After an Al Jazeera undercover sting, Cyprus said last week it would scrap its investor programme, which has generated €7 bln, on November 1.

Reporters caught senior officials on camera apparently agreeing to facilitate a Cyprus passport for a fictitious Chinese investor with a criminal record.

European Commission vice-president Maros Sefcovic said that “infringement procedures” would be launched against the two countries on Tuesday.

“It’s very important to underline the fact that the commission has frequently raised its serious concerns about those schemes with the member states concerned, and the latest developments only reaffirm those concerns,” Sefcovic told reporters.

“We will continue our intensive contacts with both Cyprus and Malta to make sure European law in this area would be properly respected.”

Sefcovic said more details of the legal action would be announced once it is launched on Tuesday.

Cyprus and Malta are among the few countries that offer an EU passport for investment.

Foreign investors could acquire a Cypriot passport with an investment of €2.5 mln but the government is now scrapping it due to “abuse of the system”.

An independent committee of inquiry is reviewing some 4,000 applicants who received a passport since its inception in 2007.

Nicosia has said it will revoke seven passport due to ‘false representation’ by the applicants.

Following the Al Jazeera broadcast last week, Parliamentary Speaker Demetris Syllouris resigned as did AKEL MP Christakis Giovannis after they were featured in the ‘gotcha’ video.
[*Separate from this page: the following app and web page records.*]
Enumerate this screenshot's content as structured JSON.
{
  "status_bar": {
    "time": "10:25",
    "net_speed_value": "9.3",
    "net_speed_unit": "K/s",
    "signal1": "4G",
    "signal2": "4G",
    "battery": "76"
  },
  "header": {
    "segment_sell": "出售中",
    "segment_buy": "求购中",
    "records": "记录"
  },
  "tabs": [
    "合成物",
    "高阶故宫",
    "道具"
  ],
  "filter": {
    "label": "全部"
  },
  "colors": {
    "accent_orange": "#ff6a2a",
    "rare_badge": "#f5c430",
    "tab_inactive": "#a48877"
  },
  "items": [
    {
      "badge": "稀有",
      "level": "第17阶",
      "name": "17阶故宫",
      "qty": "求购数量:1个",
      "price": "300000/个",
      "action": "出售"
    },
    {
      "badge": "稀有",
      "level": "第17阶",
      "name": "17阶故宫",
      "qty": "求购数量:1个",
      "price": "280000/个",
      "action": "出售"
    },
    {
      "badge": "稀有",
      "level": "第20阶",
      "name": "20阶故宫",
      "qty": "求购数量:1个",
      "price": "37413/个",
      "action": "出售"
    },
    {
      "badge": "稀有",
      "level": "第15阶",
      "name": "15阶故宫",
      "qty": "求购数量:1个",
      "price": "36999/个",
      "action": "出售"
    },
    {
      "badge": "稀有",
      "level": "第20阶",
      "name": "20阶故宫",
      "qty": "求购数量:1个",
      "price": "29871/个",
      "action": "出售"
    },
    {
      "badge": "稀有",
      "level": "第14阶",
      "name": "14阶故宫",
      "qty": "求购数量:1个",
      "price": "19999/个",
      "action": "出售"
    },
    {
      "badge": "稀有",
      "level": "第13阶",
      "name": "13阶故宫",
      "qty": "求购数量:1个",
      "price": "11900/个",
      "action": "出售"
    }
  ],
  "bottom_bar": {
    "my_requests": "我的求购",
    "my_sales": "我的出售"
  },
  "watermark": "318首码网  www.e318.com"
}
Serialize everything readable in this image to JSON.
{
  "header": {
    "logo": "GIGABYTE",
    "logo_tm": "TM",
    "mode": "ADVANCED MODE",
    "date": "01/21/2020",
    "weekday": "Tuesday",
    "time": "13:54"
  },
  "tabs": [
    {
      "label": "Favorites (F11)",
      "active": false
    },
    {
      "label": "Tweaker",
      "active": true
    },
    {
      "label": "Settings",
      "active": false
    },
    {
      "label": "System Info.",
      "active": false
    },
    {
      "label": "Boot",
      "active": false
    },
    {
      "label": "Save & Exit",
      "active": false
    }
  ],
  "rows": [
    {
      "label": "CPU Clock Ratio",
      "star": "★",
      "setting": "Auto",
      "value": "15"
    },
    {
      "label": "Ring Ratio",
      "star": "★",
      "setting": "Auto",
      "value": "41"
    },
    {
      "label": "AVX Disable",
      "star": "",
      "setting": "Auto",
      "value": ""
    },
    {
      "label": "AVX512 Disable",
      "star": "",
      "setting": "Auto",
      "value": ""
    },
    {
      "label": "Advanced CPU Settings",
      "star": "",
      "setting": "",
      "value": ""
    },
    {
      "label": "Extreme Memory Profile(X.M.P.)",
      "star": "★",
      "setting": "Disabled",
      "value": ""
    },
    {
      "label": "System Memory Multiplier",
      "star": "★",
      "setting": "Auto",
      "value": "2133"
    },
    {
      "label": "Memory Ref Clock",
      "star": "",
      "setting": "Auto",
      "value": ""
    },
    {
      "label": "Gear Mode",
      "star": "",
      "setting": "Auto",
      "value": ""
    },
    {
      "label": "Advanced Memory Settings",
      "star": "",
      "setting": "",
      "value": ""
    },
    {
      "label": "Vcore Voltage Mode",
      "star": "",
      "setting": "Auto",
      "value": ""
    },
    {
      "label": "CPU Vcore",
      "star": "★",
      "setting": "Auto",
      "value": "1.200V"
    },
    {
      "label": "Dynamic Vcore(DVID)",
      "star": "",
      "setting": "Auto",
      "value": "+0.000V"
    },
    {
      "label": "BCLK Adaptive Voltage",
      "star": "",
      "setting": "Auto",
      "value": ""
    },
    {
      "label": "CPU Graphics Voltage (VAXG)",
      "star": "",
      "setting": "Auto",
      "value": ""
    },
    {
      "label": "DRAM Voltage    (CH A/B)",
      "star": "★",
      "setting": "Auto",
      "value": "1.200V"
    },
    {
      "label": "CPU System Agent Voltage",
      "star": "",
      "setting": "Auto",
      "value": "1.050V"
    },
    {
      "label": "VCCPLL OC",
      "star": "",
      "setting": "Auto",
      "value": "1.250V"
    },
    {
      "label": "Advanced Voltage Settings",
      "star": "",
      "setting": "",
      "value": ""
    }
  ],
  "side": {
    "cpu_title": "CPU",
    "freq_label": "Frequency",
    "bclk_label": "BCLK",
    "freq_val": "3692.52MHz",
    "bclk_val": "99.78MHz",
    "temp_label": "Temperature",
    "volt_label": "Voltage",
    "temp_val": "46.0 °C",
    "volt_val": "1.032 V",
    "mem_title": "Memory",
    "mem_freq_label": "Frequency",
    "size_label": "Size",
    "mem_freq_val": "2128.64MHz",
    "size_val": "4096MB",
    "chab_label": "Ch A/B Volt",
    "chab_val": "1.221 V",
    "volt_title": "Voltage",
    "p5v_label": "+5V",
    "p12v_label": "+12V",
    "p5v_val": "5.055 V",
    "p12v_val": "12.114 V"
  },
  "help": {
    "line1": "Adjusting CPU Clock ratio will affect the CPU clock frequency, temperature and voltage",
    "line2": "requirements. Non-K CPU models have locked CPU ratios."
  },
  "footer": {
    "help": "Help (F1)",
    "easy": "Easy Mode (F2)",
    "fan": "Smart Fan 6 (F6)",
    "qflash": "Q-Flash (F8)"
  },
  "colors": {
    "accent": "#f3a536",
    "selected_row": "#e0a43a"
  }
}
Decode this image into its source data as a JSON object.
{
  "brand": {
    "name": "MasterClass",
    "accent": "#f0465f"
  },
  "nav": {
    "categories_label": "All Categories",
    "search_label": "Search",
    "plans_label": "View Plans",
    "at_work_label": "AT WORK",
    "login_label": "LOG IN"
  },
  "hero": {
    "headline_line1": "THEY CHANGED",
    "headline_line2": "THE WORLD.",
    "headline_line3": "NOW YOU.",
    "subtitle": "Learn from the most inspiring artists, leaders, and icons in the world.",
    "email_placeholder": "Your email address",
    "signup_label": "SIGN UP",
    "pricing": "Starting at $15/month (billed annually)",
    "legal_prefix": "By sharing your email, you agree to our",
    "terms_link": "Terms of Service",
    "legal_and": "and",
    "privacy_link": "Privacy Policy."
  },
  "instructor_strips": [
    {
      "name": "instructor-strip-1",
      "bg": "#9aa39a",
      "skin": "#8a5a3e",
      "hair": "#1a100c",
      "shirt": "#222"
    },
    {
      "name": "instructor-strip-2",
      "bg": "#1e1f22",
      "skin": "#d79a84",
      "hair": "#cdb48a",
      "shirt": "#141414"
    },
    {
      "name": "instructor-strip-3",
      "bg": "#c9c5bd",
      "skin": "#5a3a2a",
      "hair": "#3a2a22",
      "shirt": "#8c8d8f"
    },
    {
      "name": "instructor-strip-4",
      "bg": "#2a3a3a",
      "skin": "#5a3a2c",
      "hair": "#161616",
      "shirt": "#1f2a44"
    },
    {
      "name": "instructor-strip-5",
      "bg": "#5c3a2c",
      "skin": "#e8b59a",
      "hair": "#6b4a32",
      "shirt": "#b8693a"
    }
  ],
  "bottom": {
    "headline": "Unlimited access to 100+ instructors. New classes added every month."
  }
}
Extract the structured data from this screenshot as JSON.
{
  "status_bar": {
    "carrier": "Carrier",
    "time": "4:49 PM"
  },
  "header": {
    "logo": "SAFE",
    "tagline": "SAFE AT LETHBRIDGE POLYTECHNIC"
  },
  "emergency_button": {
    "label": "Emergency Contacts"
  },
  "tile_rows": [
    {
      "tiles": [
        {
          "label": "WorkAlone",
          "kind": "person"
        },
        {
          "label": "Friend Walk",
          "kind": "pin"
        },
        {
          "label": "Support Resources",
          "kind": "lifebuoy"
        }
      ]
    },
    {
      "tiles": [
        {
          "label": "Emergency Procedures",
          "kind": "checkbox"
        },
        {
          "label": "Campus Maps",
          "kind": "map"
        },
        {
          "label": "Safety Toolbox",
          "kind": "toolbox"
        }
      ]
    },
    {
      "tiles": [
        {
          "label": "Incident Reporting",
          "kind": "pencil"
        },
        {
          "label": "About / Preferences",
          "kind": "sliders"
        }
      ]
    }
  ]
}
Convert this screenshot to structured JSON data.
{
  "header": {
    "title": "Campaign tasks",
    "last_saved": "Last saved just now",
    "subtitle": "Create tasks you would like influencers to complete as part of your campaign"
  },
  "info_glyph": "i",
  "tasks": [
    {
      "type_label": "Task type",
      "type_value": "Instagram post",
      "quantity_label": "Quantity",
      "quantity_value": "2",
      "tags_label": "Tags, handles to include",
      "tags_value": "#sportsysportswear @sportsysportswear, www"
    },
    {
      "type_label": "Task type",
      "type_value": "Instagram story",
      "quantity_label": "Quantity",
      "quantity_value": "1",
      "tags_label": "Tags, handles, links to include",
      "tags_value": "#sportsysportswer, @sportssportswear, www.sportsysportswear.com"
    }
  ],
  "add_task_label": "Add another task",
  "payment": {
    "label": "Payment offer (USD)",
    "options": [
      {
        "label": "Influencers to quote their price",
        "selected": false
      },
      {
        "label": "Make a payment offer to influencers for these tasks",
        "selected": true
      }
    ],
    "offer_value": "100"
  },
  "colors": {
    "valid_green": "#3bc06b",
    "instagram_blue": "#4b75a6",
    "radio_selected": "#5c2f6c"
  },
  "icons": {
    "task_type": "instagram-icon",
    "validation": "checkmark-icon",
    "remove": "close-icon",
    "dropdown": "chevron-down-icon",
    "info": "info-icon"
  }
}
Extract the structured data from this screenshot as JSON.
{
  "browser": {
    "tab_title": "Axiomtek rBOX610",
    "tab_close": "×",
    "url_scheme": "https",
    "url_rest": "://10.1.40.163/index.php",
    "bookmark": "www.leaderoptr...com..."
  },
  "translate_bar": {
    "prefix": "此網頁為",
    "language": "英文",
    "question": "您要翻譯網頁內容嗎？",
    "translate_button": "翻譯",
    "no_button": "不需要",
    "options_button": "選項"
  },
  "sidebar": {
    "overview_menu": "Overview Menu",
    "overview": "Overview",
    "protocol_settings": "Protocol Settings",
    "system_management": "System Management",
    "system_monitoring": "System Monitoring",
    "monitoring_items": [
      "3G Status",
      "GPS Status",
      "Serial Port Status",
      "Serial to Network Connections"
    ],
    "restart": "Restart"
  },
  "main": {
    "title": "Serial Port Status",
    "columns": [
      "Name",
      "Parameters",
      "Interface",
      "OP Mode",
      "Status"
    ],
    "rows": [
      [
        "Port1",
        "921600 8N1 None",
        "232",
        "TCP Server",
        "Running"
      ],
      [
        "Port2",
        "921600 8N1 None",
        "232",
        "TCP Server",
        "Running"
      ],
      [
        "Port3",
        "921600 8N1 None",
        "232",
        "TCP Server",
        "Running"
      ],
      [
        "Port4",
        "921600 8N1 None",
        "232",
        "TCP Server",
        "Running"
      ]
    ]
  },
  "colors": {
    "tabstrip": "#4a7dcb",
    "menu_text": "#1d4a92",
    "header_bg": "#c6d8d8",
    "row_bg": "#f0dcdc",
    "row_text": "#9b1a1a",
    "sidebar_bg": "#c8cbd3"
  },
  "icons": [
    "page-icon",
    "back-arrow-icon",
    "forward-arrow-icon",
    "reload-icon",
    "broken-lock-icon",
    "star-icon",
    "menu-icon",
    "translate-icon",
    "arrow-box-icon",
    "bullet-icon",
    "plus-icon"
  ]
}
There was also an anti-corruption protest held in Nicosia while a police investigation was launched.

In August, Al-Jazeera reported that dozens of investors who had applied for Cyprus passports were under criminal investigation, international sanctions or serving prison sentences.

Malta, which started selling passports to wealthy foreigners in 2014, last month arrested former prime minister Joseph Muscat’s chief of staff as part of a probe into alleged kickbacks connected to its own golden passport scheme.